Last week Bank of America and Chase announced they are killing their Windows Phone native applications. The reason stated is lack of use. Does this mean Windows Phone is dead? No, over 10 million Lumias alone sold last quarter. The reality is supporting multiple independent native applications across multiple platforms is expensive. Right now there are 2 main players in the 'mobile space', iPhone and Android. Windows Phone is a distant 3rd, but that really does not matter?
Creating a modern client application is expensive, especially if you need to support the potential scale these two banks posses. Each of these banks are major US players and offer products across a broad range of banking needs, car loans, checking, savings, mortgages, etc. Both have millions of potential customers using their applications. Hopefully each platform's client application accesses the same API as the other platforms, but there is not guarantee. If not that also compounds the support overhead.
The harsh reality is the vast majority of 'apps' simply cannot sustain themselves. Most app developers and companies operate well below the app poverty line, or simply put loose money. While mobile banking is a great feature, and every bank should offer some form of access. Like any product or service a bank or any other company offers it costs money to offer and operate.
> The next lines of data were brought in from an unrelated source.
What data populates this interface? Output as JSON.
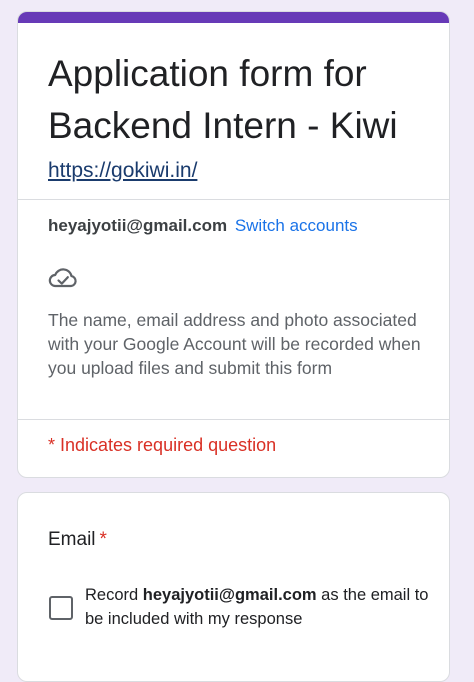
{
  "theme": {
    "accent": "#673ab7",
    "background": "#f0ebf8",
    "required_color": "#d93025",
    "link_color": "#1a73e8"
  },
  "header": {
    "title": "Application form for Backend Intern - Kiwi",
    "link": "https://gokiwi.in/",
    "account_email": "heyajyotii@gmail.com",
    "switch_accounts": "Switch accounts",
    "cloud_icon": "cloud-done-icon",
    "disclaimer": "The name, email address and photo associated with your Google Account will be recorded when you upload files and submit this form",
    "required_note": "* Indicates required question"
  },
  "email_question": {
    "title": "Email",
    "required_mark": "*",
    "checkbox_checked": false,
    "record_prefix": "Record ",
    "record_email": "heyajyotii@gmail.com",
    "record_suffix": " as the email to be included with my response"
  }
}
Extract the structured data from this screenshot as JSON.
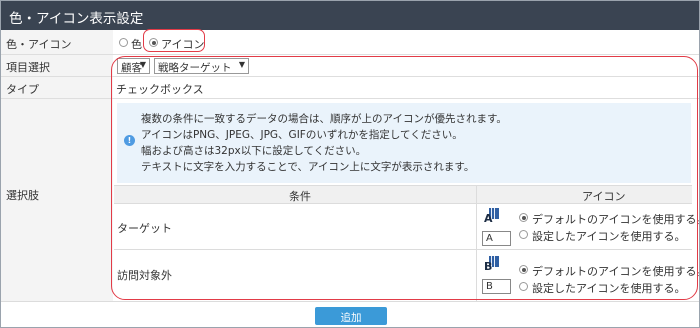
{
  "window": {
    "title": "色・アイコン表示設定"
  },
  "rows": {
    "color_icon": {
      "label": "色・アイコン",
      "options": [
        {
          "label": "色",
          "selected": false
        },
        {
          "label": "アイコン",
          "selected": true
        }
      ]
    },
    "item_selection": {
      "label": "項目選択",
      "select1": "顧客",
      "select2": "戦略ターゲット"
    },
    "type": {
      "label": "タイプ",
      "value": "チェックボックス"
    },
    "choices": {
      "label": "選択肢",
      "note_lines": [
        "複数の条件に一致するデータの場合は、順序が上のアイコンが優先されます。",
        "アイコンはPNG、JPEG、JPG、GIFのいずれかを指定してください。",
        "幅および高さは32px以下に設定してください。",
        "テキストに文字を入力することで、アイコン上に文字が表示されます。"
      ],
      "table": {
        "headers": {
          "condition": "条件",
          "icon": "アイコン"
        },
        "rows": [
          {
            "condition": "ターゲット",
            "icon_letter": "A",
            "text_value": "A",
            "options": [
              {
                "label": "デフォルトのアイコンを使用する。",
                "selected": true
              },
              {
                "label": "設定したアイコンを使用する。",
                "selected": false
              }
            ]
          },
          {
            "condition": "訪問対象外",
            "icon_letter": "B",
            "text_value": "B",
            "options": [
              {
                "label": "デフォルトのアイコンを使用する。",
                "selected": true
              },
              {
                "label": "設定したアイコンを使用する。",
                "selected": false
              }
            ]
          }
        ]
      }
    }
  },
  "footer": {
    "add_label": "追加"
  },
  "colors": {
    "titlebar": "#3a4452",
    "highlight": "#e23b47",
    "accent_button": "#3b9ad8",
    "note_bg": "#eaf3fb"
  },
  "icons": {
    "info": "info-icon",
    "select_arrow": "caret-down-icon",
    "building": "building-icon"
  }
}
The decision to cut these Windows Phone applications speaks more to the cost to service the applications than it does Windows Phone popularity.
The majority of non-gaming applications on mobile platforms rarely utilize the pure native API features on a platform. Full disclosure, I never used either of these two banking applications, but have used a few other native banking applications. Mobile banking applications are all pretty much the same as far as functionality; check balances, transfer funds, deposit checks and possibly pay a bill. Nothing there really screams native application because all these features can be accomplished using standard web technologies, including uploading check images.
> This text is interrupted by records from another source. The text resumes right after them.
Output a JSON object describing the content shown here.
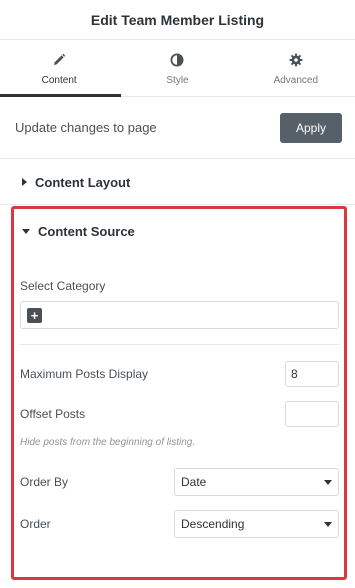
{
  "header": {
    "title": "Edit Team Member Listing"
  },
  "tabs": [
    {
      "label": "Content",
      "icon": "pencil-icon"
    },
    {
      "label": "Style",
      "icon": "half-circle-icon"
    },
    {
      "label": "Advanced",
      "icon": "gear-icon"
    }
  ],
  "update": {
    "label": "Update changes to page",
    "button": "Apply"
  },
  "sections": {
    "layout": {
      "title": "Content Layout",
      "expanded": false
    },
    "source": {
      "title": "Content Source",
      "expanded": true,
      "category_label": "Select Category",
      "max_posts_label": "Maximum Posts Display",
      "max_posts_value": "8",
      "offset_label": "Offset Posts",
      "offset_value": "",
      "offset_hint": "Hide posts from the beginning of listing.",
      "order_by_label": "Order By",
      "order_by_value": "Date",
      "order_label": "Order",
      "order_value": "Descending"
    }
  },
  "colors": {
    "highlight": "#d93a3f",
    "apply_button": "#556068"
  }
}
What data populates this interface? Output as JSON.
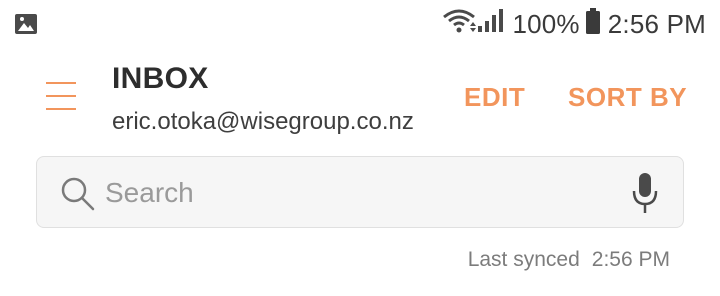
{
  "status_bar": {
    "left_icon": "image-icon",
    "wifi_icon": "wifi-icon",
    "signal_icon": "signal-icon",
    "battery_percent": "100%",
    "battery_icon": "battery-icon",
    "time": "2:56 PM"
  },
  "header": {
    "menu_icon": "hamburger-menu-icon",
    "title": "INBOX",
    "account": "eric.otoka@wisegroup.co.nz",
    "actions": {
      "edit_label": "EDIT",
      "sort_label": "SORT BY"
    }
  },
  "search": {
    "placeholder": "Search",
    "value": "",
    "search_icon": "search-icon",
    "mic_icon": "microphone-icon"
  },
  "sync": {
    "label": "Last synced",
    "time": "2:56 PM"
  },
  "colors": {
    "accent": "#f2955c",
    "text_dark": "#2d2d2d",
    "text_muted": "#7c7c7c",
    "search_bg": "#f6f6f6"
  }
}
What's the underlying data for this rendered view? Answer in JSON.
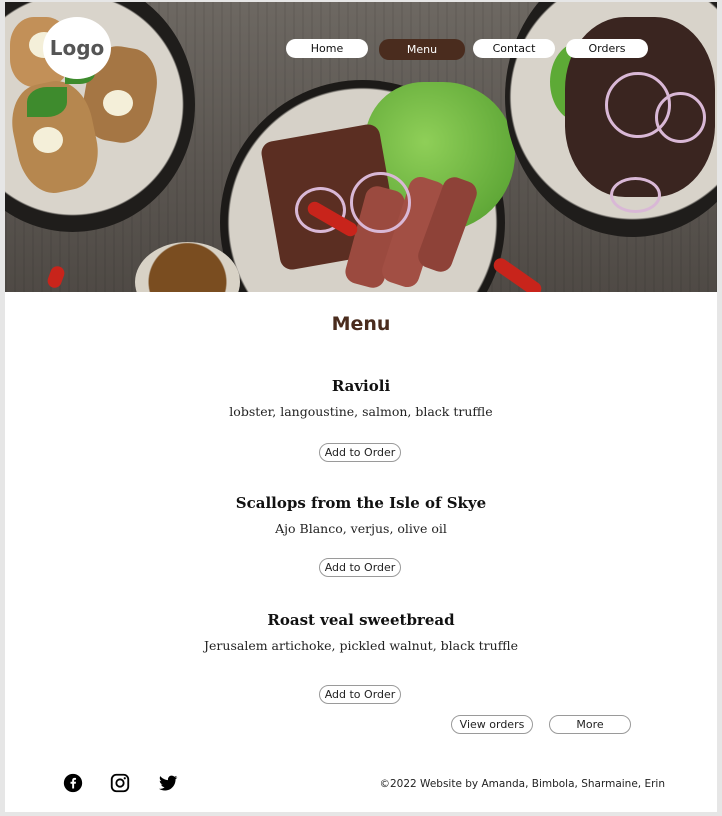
{
  "header": {
    "logo_text": "Logo",
    "nav": [
      {
        "label": "Home",
        "active": false
      },
      {
        "label": "Menu",
        "active": true
      },
      {
        "label": "Contact",
        "active": false
      },
      {
        "label": "Orders",
        "active": false
      }
    ]
  },
  "menu": {
    "title": "Menu",
    "dishes": [
      {
        "name": "Ravioli",
        "description": "lobster, langoustine, salmon, black truffle",
        "button": "Add to Order"
      },
      {
        "name": "Scallops from the Isle of Skye",
        "description": "Ajo Blanco, verjus, olive oil",
        "button": "Add to Order"
      },
      {
        "name": "Roast veal sweetbread",
        "description": "Jerusalem artichoke, pickled walnut, black truffle",
        "button": "Add to Order"
      }
    ],
    "view_orders_label": "View orders",
    "more_label": "More"
  },
  "footer": {
    "social_icons": [
      "facebook-icon",
      "instagram-icon",
      "twitter-icon"
    ],
    "copyright": "©2022 Website by Amanda, Bimbola, Sharmaine, Erin"
  },
  "colors": {
    "accent_brown": "#4a2c1e",
    "background": "#ffffff",
    "page_gutter": "#e6e6e6"
  }
}
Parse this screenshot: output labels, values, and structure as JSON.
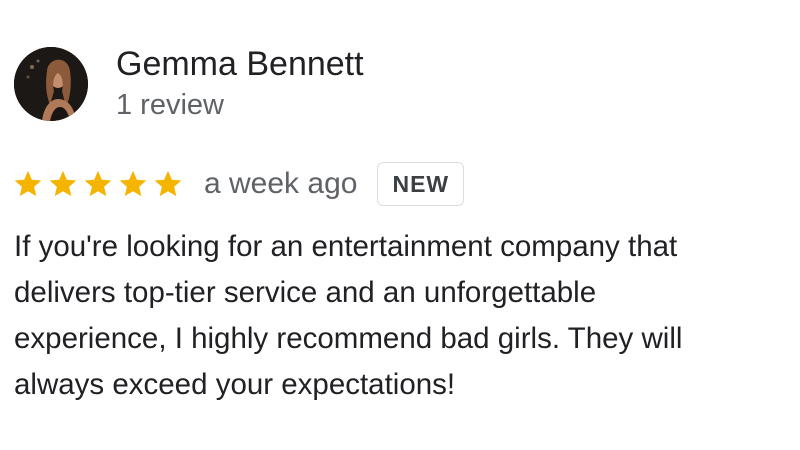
{
  "reviewer": {
    "name": "Gemma Bennett",
    "review_count": "1 review",
    "avatar": "profile-photo"
  },
  "review": {
    "rating": 5,
    "rating_max": 5,
    "time": "a week ago",
    "badge": "NEW",
    "lines": [
      "If you're looking for an entertainment company that",
      "delivers top-tier service and an unforgettable",
      "experience, I highly recommend bad girls. They will",
      "always exceed your expectations!"
    ]
  },
  "colors": {
    "star": "#F4B400",
    "name": "#202124",
    "secondary": "#5F6368",
    "badge_border": "#DADCE0"
  },
  "icons": {
    "star": "star-icon"
  }
}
At this point I have several years of experience building modern web applications that allow end users cross-platform access. A banking client like the Chase and Bank of America application's could be done in under a month give or take 6 months depending on the level of excessive enterprise overhead. The biggest obstacle is defining what level of Android support you are going to tolerate. I am also making the assumption the API is developed and you have a good graphic designer to create any potential assets. Multi-lingual support is also a potential aggravating factor. But even with aggravating factors a mobile banking web client should not require a lot of engineering.
The common banking application, like Chase and Bank of America, represent strong candidates for a rich cross-platform, responsive, single page web application instead of numerous native platform application. Development and support costs are far less than native counterparts. The real costs associated with any client application are customer support and maintenance. Banks like Chase and Bank of America most likely have a minimum service level agreement for customer support staffing. This overhead, combined with lack a smaller user base certainly hurt these two applications. Having a single web client experience means these two mobile banking experiences would be available on Windows Phone as well as an other client platform the customer chooses and at a lower total cost of ownership.